If your grandma always said, “money maketh the man,” it’s easy to see why you started to think that your self-worth relates to your net worth. It becomes possible to get enough distance between you and the belief to begin critically poking holes. I mean, it’s 2021. Doesn’t “money maketh the man” sound ridiculous on many levels?
Keep going like this with each belief. Find the taproot (familial or societal) and dig it out.
Once you’ve taken the time to identify your limiting beliefs and connect them to unconscious familial hand-me-downs (or insidious societal hammering of “you’re not enough”) it’s time to forgive.
Can you see the money-themed struggle and suffering of your parents or grandparents? Looking back, can you see the anxiety and disappointment they carried when telling you you couldn’t go on that school trip?
Forgiving your parents, spouse, and yourself for any past financial mistakes or struggles is a pivotal step in releasing old patterns.
A therapeutic way of doing this is letter writing. Writing a letter (that you don’t send) explaining your experience, new understanding, and why you’re choosing to forgive frees up immense psychological and emotional bandwidth within you. It’s a putting down of the heavy things you needn’t have been carrying in the first place.
4) Be full of greatness:
We’re all a little weary of being told to practice gratitude for all its positive benefits. However, when it comes to reframing your money mindset, cultivating an attitude of noticing and appreciating what already fills your life, is imperative.
A refreshing take is to look at it as a way to fill yourself with great things. Imagine that each time you’re grateful for something in your life, you’re pouring joy into a golden inner well. Eventually, that well becomes so full that you cannot help but thankfully give from it to others.
And so the cycle of great fullness and inspired giving begins to turn.
Close your eyes. Take a deep breath and bring your awareness to your heart. Imagine looking out from an inner eye situated at your heart space. What are you appreciating right now?
5) Reframe your idea of wealth:
There are many millionaires who are not wealthy. There are families who own little but are rich in connection, experience, and understanding of life.
Money is perhaps an aspect of wealth but the experience of abundant life is available to anyone who realizes the true nature of reality. Look at the stars, consider the grains of sand on a beach or countless leaves on a tree. Abundance is nature’s natural set point.
When we redefine our idea of wealth to contain money as a small aspect of it, life becomes more spacious. When we choose to see wealth in a good night’s sleep, a nourishing meal with friends, an expansive beach sunset, we start to realize how incredibly abundant we already are.
Happy Money Mindset

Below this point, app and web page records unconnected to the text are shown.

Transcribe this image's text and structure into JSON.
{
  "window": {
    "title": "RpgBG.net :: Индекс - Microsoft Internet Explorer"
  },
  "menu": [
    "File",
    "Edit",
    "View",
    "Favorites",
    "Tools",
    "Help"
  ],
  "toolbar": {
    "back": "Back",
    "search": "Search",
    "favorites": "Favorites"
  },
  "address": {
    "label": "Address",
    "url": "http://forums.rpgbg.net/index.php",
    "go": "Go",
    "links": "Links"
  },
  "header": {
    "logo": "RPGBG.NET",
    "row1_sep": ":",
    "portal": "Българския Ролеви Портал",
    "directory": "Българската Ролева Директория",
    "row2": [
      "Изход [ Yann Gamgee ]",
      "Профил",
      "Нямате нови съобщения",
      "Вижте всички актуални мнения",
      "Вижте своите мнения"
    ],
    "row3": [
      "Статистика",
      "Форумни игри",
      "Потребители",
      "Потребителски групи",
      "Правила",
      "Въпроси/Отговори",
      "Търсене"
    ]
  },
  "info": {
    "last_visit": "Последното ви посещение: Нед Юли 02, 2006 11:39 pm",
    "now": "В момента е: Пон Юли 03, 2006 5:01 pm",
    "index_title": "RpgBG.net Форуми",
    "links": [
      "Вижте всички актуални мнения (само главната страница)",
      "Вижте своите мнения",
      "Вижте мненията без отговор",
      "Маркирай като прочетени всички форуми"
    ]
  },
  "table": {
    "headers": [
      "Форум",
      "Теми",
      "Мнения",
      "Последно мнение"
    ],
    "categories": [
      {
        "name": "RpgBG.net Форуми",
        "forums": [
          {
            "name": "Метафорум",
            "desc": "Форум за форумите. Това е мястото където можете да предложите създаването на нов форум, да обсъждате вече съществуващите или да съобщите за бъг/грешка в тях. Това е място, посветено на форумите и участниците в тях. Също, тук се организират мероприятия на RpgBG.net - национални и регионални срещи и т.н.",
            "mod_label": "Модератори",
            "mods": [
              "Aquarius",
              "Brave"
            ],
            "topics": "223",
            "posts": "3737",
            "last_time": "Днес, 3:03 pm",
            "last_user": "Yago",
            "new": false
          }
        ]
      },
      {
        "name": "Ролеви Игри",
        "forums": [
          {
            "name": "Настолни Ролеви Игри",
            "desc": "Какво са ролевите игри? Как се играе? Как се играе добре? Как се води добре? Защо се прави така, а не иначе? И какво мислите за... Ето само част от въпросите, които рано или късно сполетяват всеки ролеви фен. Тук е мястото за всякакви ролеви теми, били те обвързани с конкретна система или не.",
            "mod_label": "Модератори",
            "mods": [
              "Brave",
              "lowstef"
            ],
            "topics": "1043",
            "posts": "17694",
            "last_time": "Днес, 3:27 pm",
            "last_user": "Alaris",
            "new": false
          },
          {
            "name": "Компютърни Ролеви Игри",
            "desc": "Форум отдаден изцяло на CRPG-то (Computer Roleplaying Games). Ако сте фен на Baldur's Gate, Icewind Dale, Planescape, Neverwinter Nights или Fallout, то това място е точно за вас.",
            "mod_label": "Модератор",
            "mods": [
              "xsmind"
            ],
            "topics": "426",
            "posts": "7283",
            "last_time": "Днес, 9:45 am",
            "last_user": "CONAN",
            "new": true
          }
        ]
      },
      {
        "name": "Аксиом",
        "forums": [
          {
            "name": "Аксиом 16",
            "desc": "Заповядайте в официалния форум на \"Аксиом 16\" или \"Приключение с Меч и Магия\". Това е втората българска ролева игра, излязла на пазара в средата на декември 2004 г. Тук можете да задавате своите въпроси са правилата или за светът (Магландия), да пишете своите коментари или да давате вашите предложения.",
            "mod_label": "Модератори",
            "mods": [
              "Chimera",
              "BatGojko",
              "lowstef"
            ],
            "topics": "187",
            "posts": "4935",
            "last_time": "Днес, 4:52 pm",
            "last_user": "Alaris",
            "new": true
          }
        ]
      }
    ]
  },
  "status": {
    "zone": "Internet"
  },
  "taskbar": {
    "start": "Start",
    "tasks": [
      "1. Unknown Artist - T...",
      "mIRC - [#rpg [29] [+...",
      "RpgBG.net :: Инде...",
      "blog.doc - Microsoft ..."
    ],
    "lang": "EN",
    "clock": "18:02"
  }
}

Shifting to an abundance mindset takes intentional work over time. Don’t be surprised if you have to re-work the same belief. Think of it like wiggling a tooth. Some require more wriggling than others before they pop out.
Also, don’t feel you have to do this work in secret. Invite your family along for the journey. Layout what you want to achieve and turn it into a game. You’ll be teaching by example, fostering a collective family mindset of abundance, and healing ancestral lines as you go. Yes, you’re that powerful.
Written by Roxana Bouwer
Top photo by Karolina Grabowska from Pexels
Second photo by rawpixel.com from Pexels
Hey Parent, It’s Time To Clean Up Your Money Mindset is part of the Girls That Create series Talking With Girls About Finances
More Girls That Create posts: Ten Things Every Girl Needs to Know About Budgeting and Four Steps to Teaching Healthy Money Habits to Your Girl